◆ **About this task**:
Look through the records below, and whenever a line contains "subject", copy it.

◆ **Provided information**:
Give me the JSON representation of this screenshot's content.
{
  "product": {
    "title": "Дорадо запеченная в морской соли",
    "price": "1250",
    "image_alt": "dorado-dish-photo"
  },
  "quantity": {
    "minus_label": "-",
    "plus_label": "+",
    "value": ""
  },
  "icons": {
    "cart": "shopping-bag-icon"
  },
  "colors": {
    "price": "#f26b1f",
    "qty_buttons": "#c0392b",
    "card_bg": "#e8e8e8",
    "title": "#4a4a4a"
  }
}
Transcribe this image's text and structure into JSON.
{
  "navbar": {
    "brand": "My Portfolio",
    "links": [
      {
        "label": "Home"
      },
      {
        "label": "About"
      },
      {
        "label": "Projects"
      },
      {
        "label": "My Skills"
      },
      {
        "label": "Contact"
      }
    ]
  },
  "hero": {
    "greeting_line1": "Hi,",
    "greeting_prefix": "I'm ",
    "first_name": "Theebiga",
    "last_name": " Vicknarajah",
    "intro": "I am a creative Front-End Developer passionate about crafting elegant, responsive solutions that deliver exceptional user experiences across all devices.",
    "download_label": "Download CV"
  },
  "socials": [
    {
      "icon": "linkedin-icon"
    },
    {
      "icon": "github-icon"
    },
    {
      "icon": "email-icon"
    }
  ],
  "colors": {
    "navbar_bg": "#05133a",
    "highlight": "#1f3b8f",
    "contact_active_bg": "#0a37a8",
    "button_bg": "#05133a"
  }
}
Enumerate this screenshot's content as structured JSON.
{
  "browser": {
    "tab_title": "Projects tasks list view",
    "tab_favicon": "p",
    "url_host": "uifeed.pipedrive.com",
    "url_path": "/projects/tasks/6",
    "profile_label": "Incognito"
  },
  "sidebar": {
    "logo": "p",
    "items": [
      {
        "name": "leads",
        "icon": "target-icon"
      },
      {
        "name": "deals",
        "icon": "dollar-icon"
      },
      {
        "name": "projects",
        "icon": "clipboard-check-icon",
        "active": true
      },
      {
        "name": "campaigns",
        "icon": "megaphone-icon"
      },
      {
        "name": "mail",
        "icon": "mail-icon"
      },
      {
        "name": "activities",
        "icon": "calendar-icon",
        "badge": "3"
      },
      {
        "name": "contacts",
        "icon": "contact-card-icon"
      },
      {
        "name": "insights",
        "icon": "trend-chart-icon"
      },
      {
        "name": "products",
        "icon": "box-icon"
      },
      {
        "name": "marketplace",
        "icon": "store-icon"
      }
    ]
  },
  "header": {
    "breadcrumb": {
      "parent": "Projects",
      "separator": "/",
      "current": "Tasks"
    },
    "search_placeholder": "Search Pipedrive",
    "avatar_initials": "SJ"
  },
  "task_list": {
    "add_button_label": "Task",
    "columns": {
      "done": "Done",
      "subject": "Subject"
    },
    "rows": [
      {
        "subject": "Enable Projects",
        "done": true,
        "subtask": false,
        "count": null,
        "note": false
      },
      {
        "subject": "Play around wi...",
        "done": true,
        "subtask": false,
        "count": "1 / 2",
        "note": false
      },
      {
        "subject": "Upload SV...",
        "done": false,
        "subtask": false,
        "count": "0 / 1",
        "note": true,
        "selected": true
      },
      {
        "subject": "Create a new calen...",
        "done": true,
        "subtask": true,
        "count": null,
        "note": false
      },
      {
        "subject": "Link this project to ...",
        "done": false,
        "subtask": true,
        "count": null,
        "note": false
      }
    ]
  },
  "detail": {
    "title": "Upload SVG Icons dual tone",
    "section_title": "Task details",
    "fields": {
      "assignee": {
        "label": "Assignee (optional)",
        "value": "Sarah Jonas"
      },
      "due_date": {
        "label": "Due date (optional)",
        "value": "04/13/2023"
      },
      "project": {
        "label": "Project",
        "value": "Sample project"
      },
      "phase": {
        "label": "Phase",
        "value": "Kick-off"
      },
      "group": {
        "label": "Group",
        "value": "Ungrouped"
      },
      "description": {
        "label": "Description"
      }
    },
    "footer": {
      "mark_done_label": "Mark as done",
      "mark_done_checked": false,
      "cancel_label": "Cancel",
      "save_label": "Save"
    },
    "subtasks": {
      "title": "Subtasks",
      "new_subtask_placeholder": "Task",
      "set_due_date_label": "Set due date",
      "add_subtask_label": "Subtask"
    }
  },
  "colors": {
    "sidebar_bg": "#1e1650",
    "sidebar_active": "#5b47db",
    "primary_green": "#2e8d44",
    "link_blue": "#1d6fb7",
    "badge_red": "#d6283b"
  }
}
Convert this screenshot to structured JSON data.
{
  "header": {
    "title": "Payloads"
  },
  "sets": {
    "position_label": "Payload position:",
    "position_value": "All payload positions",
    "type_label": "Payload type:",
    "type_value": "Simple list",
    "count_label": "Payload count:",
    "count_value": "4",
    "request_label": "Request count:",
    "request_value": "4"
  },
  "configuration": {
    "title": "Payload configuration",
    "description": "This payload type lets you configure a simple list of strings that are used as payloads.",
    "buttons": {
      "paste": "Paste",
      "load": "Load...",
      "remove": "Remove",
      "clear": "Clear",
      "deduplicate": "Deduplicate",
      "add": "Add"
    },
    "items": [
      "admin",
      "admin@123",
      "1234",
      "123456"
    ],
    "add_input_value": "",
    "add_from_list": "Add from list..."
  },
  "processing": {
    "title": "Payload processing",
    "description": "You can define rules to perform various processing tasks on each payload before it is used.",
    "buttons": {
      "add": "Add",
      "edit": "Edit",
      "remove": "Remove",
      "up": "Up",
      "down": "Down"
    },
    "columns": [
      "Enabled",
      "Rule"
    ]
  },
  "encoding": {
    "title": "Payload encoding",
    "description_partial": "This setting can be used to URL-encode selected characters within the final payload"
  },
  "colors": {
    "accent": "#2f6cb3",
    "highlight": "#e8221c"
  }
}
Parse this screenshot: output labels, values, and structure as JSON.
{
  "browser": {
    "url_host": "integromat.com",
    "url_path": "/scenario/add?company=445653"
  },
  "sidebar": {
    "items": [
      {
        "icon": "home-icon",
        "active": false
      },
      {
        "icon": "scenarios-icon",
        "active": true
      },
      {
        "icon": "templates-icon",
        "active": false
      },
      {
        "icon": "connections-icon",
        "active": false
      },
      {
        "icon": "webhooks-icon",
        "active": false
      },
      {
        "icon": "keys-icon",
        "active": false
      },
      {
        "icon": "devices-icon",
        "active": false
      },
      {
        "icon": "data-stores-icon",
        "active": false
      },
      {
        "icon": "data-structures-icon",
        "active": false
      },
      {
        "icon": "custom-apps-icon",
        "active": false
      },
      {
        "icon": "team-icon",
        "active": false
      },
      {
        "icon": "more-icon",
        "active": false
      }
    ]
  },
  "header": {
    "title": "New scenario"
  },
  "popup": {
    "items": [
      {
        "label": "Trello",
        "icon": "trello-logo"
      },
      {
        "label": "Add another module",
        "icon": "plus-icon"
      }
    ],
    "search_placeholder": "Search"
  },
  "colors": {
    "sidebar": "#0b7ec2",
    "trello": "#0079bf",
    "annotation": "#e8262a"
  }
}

◆ **Problem solution**:
      "subject": "Subject"
        "subject": "Enable Projects",
        "subject": "Play around wi...",
        "subject": "Upload SV...",
        "subject": "Create a new calen...",
        "subject": "Link this project to ...",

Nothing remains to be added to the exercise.